For me, independence is all about opportunity.
Opportunity to raise the quality of our own democratic rights, making every future national election vote we personally cast significantly more important.
Opportunity to help create a modern, vibrant and inclusive nation, with fairness, equality and respect at the heart of its ambition.
Opportunity, not to blame anyone else or forget our neighbours or our joint past together, but to build better relationships with friends and colleagues in England, Wales and Northern Ireland.
Opportunity to step out into the wider world too, as a friendly, welcoming and internationalist nation, and to play our part and take on responsibility for the often difficult challenges the world faces together. Not through force and bravado, but through dialogue, debate and the building up and maintaining of trust.
Opportunity to help shape our wee bit of the world into something we can truly be proud of – not a flag or a national anthem, but a happier, fairer and more inclusive society.
Grand words, perhaps. But this is a chance – and a very rare or unique one at that – to start to achieve grand things. And it can, and must, be only the start of a process which sees all of the people who live in Scotland take part and use this democratic right we all have. A democratic right that we’re fortunate enough to enjoy, and we must always remember that.
Democracy and the right to vote were key themes in the last century. People gave their very lives for those rights, all over the world, and in some parts of the world, people in less fortunate positions than ourselves still do today.
We have other, more fundamental and inalienable rights of course, but democracy and the right to vote is, in my opinion, one of our greatest achievements as a species, possibly even the most precious human accomplishment to date.
But having the right to vote isn’t the end of the story, not by any means.
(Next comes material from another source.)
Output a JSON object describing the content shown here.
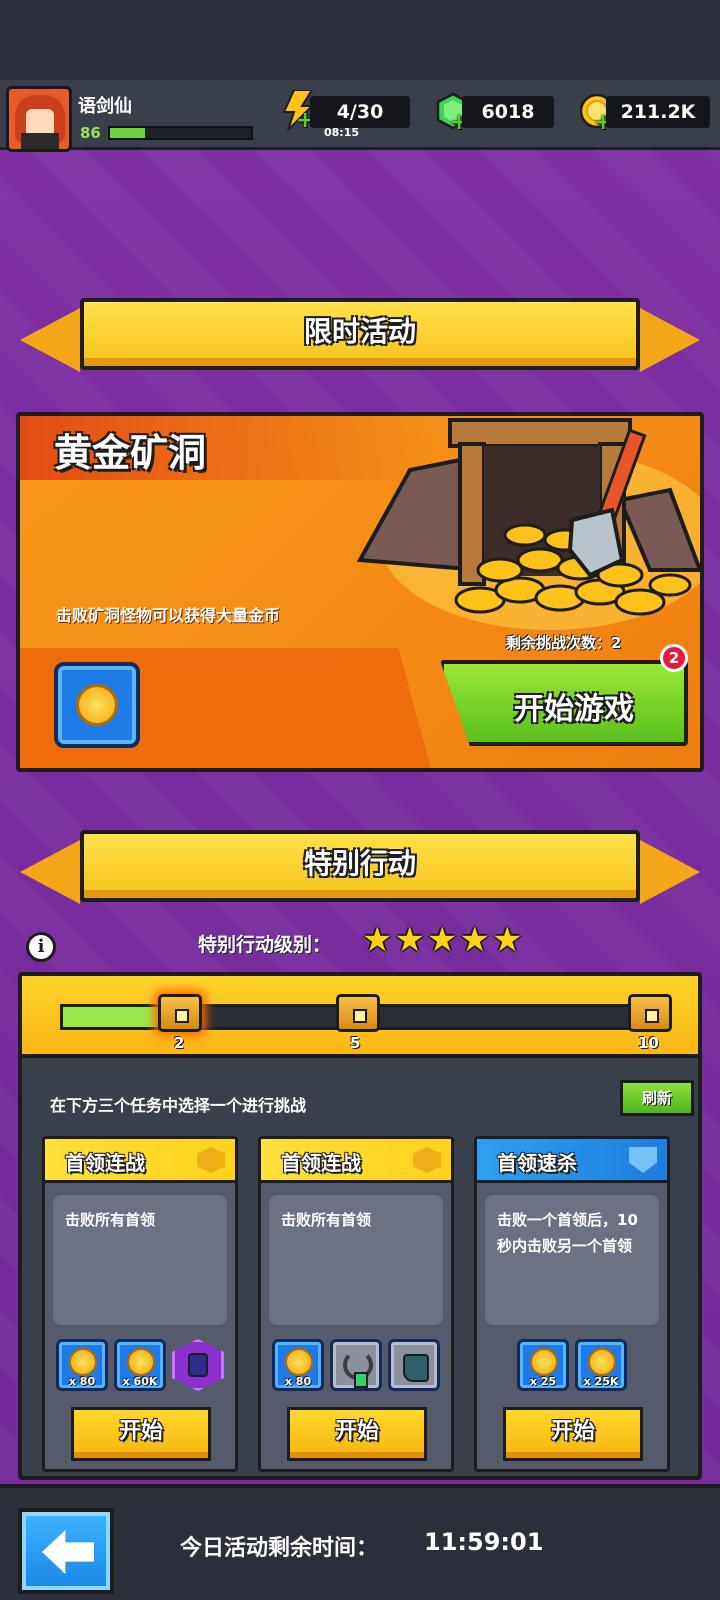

As with independence itself, it’s merely the start, and can always be improved upon.
Take our right to vote in the context of this independence campaign, and the possibility of having an independent Scotland.
On a personal level, each and every person living in Scotland, who is eligible to vote, will automatically see their vote mean more with independence. That’s not an unfounded assertion or a distant fantasy, that’s fact.
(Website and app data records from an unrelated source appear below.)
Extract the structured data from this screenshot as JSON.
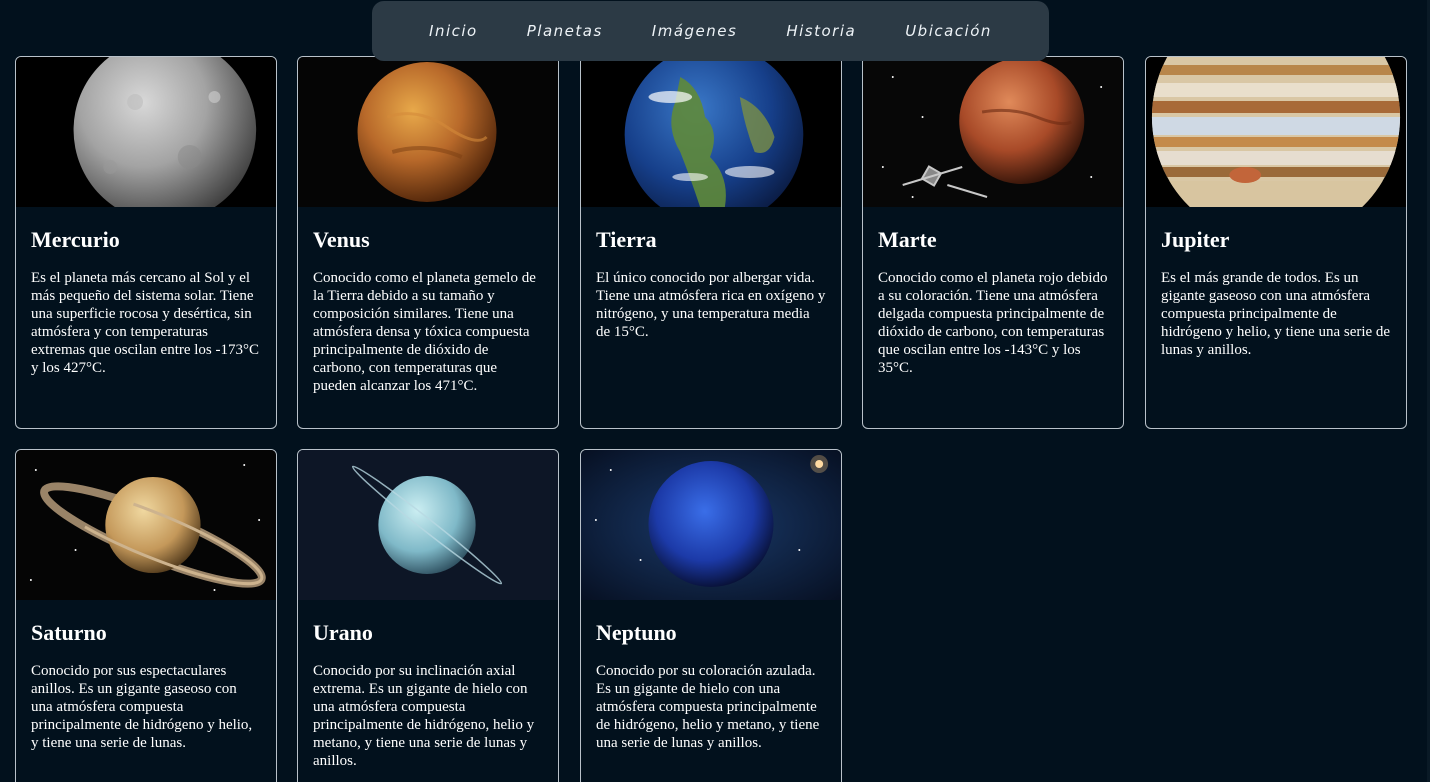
{
  "nav": {
    "items": [
      {
        "label": "Inicio"
      },
      {
        "label": "Planetas"
      },
      {
        "label": "Imágenes"
      },
      {
        "label": "Historia"
      },
      {
        "label": "Ubicación"
      }
    ]
  },
  "planets": [
    {
      "name": "Mercurio",
      "description": "Es el planeta más cercano al Sol y el más pequeño del sistema solar. Tiene una superficie rocosa y desértica, sin atmósfera y con temperaturas extremas que oscilan entre los -173°C y los 427°C."
    },
    {
      "name": "Venus",
      "description": "Conocido como el planeta gemelo de la Tierra debido a su tamaño y composición similares. Tiene una atmósfera densa y tóxica compuesta principalmente de dióxido de carbono, con temperaturas que pueden alcanzar los 471°C."
    },
    {
      "name": "Tierra",
      "description": "El único conocido por albergar vida. Tiene una atmósfera rica en oxígeno y nitrógeno, y una temperatura media de 15°C."
    },
    {
      "name": "Marte",
      "description": "Conocido como el planeta rojo debido a su coloración. Tiene una atmósfera delgada compuesta principalmente de dióxido de carbono, con temperaturas que oscilan entre los -143°C y los 35°C."
    },
    {
      "name": "Jupiter",
      "description": "Es el más grande de todos. Es un gigante gaseoso con una atmósfera compuesta principalmente de hidrógeno y helio, y tiene una serie de lunas y anillos."
    },
    {
      "name": "Saturno",
      "description": "Conocido por sus espectaculares anillos. Es un gigante gaseoso con una atmósfera compuesta principalmente de hidrógeno y helio, y tiene una serie de lunas."
    },
    {
      "name": "Urano",
      "description": "Conocido por su inclinación axial extrema. Es un gigante de hielo con una atmósfera compuesta principalmente de hidrógeno, helio y metano, y tiene una serie de lunas y anillos."
    },
    {
      "name": "Neptuno",
      "description": "Conocido por su coloración azulada. Es un gigante de hielo con una atmósfera compuesta principalmente de hidrógeno, helio y metano, y tiene una serie de lunas y anillos."
    }
  ],
  "colors": {
    "background": "#02111d",
    "nav_background": "#2c3a45",
    "card_border": "#b9c2ca",
    "text": "#ffffff"
  }
}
Your vote, rather than being 1-in-46 million, becomes 1-in-4 million. Overnight.
Now, that may seem a rather vague and slightly irrelevant vague concept – such high numbers don’t mean much at the level of the individual, even if one is only a small fraction of the other. But it is an eleven-fold increase in the importance of your one vote. For every future general election. You make your vote mean that much more, simply by putting an ‘x’ next to Yes.
Similarly, the importance of your vote is also increased by the fact that, instead of electing one of 650 MPs to Westminster, you’ll be voting for one of only 129 at Holyrood. That’s another five-fold improvement in your personal right to vote.
Who did you vote for in the last House of Lords election? Oh that’s right, none of us did. It’s an unelected house, with no real accountability to us, the electorate. For people living in Scotland, that will be gone, overnight.
These are positive changes that aren’t reliant on what party wins the first independent Scottish general election, or post-referendum negotiations with the rest of the UK – they’re automatic, they will happen.
After our automatic gains with our domestic parliament, we then come to the EU.
Some people love the EU, others aren’t so keen. But that’s not the issue here, and it’s not the issue for this referendum. I’m not going to engage with scaremongering unionists on whether or not we’ll be in the EU – that’s been dealt with satisfactorily by plenty of experts already.
What is worth bearing in mind for this referendum though is the improvement in our say at the European level.
At the moment, Scotland has 6 MEPs, and the Scottish Government is very much secondary to the UK Government in dealing with and negotiating within Europe. They haven’t even been allowed to request clarification over our position as an independent member state, for example. And the UK Government refused to use its ability to seek that clarification.
An independent Scotland, with EU membership, is most likely to see the number of MEPs we elect more than double, to 13. Why? Because that’s the number that similarly sized states are allocated.
At the moment, the 5.3 million people of Scotland are represented by the same number of MEPs as the 450,000 citizens of Malta. That’s fewer people than live in Edinburgh.
Denmark, Finland and Slovakia – all of which have populations similar to that of Scotland – elect 13 MEPs each.
At the moment, we’re obviously considered part of the UK, and with the positive weighting system employed for European Parliament elections, larger national populations elect proportionately fewer representatives. That’s the way it must be, otherwise the whole system simply wouldn’t work at all.
But when you consider that most of our domestic legislation comes from the Scottish Parliament, it seems rather out of balance that we only elect 6 MEPs, and that the Scottish Parliament is effectively meaningless in Europe.
We can fix that with a Yes vote.
With all of these, we can redress the balance in favour of our democratic rights – in our favour, and for those that come after us.
Please don’t underestimate democracy, what has been done to achieve it and the improvements that we can make to it. Don’t waste this rare chance.